» **Required work**
Look for the word "your" in the entries and copy every line where it shows up.

(Dataset rows for apps and sites)
********
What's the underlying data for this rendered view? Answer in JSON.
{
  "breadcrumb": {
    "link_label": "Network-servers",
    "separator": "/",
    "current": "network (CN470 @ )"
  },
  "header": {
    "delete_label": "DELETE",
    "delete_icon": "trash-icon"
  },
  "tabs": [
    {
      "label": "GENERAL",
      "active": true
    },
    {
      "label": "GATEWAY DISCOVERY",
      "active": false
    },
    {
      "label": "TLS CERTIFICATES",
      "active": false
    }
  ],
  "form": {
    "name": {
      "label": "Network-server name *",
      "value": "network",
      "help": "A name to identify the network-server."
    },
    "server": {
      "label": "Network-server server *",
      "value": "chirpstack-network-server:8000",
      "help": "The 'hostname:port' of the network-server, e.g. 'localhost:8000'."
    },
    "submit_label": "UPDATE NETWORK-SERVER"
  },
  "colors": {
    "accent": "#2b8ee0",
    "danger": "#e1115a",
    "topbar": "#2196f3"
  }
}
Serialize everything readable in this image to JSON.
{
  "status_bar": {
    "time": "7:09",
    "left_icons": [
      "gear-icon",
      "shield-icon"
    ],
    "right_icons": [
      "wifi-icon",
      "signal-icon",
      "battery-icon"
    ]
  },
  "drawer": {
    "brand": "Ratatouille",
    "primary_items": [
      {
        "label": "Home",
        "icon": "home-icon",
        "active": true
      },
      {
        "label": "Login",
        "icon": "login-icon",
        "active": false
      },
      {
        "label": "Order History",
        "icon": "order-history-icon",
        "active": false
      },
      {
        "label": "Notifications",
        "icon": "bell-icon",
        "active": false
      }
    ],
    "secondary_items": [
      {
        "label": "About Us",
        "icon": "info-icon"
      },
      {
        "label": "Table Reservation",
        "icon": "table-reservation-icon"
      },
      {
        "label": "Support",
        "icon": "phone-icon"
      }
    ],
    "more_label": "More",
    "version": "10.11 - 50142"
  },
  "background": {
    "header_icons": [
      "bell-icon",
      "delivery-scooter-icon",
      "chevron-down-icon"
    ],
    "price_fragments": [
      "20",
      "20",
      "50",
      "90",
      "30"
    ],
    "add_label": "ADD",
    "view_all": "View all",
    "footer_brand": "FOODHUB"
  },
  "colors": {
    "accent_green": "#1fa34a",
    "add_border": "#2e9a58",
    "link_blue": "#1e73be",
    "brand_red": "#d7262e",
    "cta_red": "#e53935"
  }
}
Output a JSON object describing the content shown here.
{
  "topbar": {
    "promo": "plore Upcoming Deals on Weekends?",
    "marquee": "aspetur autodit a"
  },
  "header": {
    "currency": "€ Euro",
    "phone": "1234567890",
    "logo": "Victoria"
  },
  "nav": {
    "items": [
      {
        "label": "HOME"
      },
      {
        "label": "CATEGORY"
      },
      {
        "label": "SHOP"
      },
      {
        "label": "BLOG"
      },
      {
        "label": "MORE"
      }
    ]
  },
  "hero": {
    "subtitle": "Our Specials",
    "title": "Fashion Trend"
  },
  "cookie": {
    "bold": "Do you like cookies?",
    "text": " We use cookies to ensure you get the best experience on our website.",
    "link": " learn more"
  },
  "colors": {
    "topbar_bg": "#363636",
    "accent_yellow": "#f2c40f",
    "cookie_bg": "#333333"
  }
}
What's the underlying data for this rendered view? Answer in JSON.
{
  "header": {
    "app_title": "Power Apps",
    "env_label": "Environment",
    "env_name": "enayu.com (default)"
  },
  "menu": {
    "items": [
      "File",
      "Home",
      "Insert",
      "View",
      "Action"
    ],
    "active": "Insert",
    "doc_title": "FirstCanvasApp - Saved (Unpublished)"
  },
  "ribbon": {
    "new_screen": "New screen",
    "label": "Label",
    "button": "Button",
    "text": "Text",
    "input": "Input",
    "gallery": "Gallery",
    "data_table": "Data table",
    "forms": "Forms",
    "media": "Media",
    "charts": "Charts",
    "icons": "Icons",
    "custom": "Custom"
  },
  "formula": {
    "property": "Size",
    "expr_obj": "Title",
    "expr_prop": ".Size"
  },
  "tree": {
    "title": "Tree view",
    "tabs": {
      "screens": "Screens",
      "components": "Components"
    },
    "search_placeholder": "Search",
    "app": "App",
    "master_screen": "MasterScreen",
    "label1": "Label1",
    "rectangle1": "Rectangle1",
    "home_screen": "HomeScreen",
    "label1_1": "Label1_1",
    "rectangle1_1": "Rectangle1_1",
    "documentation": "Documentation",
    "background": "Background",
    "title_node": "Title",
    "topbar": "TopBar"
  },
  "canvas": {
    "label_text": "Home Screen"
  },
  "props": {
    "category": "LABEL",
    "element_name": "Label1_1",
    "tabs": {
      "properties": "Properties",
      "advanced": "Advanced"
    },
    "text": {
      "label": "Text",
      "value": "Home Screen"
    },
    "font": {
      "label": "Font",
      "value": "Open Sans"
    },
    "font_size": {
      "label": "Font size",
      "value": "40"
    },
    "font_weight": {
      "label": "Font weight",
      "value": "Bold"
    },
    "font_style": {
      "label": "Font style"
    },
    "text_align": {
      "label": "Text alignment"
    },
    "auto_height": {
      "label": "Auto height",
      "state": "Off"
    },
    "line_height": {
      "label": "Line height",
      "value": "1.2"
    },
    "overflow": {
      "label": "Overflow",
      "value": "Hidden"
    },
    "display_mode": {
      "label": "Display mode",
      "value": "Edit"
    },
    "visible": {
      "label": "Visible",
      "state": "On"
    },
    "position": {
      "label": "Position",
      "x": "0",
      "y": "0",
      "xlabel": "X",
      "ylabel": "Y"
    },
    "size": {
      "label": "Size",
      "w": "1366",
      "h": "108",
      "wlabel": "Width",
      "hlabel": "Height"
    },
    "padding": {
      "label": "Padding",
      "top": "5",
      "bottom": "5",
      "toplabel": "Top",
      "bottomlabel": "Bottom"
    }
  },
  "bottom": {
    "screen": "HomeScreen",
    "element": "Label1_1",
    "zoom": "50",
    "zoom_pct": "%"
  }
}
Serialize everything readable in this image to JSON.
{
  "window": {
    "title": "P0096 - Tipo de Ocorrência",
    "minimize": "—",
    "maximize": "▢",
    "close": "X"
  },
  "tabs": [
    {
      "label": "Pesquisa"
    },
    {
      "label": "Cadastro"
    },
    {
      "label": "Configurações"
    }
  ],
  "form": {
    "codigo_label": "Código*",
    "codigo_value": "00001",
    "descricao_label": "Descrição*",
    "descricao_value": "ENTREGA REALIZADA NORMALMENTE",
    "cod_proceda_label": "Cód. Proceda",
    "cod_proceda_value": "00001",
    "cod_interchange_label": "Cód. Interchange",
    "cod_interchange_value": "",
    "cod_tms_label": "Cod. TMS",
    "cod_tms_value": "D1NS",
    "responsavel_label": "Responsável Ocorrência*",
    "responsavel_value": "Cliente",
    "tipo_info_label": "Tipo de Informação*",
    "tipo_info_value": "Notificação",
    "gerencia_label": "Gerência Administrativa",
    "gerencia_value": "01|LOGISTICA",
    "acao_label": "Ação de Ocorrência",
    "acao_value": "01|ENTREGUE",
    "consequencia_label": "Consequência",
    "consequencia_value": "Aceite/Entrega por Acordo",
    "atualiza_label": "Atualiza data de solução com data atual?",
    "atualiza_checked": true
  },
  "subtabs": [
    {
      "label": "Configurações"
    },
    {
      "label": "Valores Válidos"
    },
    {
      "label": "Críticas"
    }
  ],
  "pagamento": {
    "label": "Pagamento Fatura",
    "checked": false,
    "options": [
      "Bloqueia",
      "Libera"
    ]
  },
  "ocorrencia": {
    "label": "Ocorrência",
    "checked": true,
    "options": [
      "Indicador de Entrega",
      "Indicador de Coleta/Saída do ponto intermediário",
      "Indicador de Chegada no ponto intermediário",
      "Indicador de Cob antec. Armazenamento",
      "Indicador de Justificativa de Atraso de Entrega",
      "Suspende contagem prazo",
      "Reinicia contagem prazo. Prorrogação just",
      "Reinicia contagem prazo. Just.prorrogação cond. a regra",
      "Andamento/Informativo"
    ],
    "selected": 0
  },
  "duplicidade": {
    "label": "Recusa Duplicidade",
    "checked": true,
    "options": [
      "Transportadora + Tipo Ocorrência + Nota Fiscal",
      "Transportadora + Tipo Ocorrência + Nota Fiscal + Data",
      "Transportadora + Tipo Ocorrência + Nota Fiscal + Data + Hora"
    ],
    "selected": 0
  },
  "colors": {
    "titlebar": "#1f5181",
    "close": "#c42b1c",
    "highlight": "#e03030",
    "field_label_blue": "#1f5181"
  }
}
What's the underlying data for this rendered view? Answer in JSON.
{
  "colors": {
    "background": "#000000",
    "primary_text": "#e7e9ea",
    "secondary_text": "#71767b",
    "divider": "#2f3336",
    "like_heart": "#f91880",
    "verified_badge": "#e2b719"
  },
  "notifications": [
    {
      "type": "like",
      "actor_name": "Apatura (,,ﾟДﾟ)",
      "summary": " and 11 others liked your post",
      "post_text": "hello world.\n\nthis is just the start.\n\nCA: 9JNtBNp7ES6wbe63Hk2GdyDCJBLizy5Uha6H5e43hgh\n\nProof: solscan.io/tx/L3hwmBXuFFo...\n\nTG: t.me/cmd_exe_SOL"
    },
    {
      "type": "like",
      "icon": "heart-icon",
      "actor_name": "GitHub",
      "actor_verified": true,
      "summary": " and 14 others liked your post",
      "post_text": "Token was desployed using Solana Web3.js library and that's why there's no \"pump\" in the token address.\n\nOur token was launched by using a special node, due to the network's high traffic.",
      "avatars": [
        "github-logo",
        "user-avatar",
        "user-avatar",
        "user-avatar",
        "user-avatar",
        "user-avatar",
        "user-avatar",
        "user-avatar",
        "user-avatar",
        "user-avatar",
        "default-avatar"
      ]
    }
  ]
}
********
» **The completed task**
      "summary": " and 11 others liked your post",
      "summary": " and 14 others liked your post",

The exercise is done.